PROBLEM DESCRIPTION.
An exact copy of the lines from the one containing "Parse this screenshot: output" through the final line of the records is the only acceptable answer.

§

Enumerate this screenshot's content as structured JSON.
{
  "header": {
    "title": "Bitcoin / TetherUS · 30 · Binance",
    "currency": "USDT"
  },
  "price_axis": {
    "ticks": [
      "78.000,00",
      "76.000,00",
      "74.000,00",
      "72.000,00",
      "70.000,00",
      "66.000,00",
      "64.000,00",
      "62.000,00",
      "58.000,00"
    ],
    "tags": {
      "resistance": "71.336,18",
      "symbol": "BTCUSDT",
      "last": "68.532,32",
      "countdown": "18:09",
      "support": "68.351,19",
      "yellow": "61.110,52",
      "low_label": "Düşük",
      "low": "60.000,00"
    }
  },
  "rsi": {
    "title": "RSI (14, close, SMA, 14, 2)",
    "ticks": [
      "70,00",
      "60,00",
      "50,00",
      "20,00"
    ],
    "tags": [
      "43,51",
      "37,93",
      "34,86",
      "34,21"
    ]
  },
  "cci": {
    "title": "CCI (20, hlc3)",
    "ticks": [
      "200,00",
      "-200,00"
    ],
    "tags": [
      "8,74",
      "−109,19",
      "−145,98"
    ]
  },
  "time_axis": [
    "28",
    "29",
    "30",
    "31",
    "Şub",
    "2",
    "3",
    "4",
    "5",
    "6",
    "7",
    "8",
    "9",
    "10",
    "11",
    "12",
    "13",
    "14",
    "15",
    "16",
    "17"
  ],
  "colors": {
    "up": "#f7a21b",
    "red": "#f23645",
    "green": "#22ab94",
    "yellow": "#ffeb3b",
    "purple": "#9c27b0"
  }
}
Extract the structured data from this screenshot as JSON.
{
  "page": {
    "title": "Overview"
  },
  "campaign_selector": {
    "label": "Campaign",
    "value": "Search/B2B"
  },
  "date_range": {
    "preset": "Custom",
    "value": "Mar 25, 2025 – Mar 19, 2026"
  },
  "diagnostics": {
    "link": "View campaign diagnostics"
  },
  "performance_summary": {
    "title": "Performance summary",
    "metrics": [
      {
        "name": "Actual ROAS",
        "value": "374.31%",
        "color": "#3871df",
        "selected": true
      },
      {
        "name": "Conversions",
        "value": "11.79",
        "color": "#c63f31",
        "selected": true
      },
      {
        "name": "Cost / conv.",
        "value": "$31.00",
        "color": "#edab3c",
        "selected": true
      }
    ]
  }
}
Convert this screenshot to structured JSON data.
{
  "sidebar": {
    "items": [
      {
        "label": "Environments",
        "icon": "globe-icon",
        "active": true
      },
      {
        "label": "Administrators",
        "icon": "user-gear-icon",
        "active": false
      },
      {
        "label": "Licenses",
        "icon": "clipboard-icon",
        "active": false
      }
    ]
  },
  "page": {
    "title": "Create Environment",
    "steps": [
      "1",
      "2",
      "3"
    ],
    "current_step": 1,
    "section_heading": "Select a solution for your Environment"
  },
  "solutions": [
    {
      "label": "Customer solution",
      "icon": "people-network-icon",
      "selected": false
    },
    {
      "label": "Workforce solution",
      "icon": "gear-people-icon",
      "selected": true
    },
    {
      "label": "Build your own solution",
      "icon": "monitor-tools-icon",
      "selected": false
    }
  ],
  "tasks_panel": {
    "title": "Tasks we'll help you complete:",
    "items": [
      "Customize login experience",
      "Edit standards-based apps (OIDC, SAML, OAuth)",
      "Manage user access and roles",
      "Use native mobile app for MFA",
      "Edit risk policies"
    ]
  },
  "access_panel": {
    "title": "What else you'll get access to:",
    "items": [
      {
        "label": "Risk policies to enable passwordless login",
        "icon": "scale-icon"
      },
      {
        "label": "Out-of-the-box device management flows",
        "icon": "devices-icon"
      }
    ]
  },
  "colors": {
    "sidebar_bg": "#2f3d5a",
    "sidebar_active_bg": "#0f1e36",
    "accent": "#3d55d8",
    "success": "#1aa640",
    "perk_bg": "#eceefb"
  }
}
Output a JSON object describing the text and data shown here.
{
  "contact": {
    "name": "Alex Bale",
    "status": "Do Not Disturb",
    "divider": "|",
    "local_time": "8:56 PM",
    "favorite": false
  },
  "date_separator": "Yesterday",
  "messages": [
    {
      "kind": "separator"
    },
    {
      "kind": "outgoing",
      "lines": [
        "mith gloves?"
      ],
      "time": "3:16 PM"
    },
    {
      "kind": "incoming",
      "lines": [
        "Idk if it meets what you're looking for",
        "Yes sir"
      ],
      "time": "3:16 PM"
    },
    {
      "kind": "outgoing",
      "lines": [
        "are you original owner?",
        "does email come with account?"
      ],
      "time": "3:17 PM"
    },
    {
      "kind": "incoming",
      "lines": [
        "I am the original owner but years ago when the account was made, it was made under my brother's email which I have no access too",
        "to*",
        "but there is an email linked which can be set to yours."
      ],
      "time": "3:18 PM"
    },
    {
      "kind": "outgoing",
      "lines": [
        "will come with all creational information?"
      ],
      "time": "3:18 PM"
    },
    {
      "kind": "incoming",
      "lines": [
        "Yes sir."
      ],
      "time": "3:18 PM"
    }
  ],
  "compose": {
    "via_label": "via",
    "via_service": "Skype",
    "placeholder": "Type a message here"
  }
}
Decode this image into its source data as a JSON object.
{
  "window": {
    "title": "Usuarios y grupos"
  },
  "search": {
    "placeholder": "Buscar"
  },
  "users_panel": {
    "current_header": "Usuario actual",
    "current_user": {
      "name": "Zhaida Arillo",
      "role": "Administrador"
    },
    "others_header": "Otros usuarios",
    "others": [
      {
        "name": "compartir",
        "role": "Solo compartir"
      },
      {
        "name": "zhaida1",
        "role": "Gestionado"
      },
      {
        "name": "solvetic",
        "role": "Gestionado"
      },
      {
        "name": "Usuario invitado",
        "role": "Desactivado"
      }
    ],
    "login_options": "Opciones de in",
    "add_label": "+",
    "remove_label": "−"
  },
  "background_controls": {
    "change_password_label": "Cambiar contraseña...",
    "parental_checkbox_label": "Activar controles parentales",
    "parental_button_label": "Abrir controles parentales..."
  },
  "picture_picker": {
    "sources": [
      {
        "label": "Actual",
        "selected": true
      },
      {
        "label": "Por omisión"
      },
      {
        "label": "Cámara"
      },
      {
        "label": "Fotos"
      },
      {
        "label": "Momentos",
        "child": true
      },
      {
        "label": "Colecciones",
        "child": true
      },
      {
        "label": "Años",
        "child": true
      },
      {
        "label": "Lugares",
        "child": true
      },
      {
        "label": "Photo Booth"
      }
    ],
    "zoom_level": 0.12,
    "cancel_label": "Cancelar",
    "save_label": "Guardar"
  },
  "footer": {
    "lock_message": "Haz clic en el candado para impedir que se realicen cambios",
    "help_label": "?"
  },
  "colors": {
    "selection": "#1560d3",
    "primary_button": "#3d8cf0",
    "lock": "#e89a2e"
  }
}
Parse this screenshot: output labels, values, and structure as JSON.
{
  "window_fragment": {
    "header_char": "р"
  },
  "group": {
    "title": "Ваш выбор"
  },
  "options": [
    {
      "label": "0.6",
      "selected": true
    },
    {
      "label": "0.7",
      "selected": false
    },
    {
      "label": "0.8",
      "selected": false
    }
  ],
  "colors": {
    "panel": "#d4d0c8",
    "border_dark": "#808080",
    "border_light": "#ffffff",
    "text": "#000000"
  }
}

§

WRITTEN REPLY.
Parse this screenshot: output labels, values, and structure as JSON.
{
  "window_fragment": {
    "header_char": "р"
  },
  "group": {
    "title": "Ваш выбор"
  },
  "options": [
    {
      "label": "0.6",
      "selected": true
    },
    {
      "label": "0.7",
      "selected": false
    },
    {
      "label": "0.8",
      "selected": false
    }
  ],
  "colors": {
    "panel": "#d4d0c8",
    "border_dark": "#808080",
    "border_light": "#ffffff",
    "text": "#000000"
  }
}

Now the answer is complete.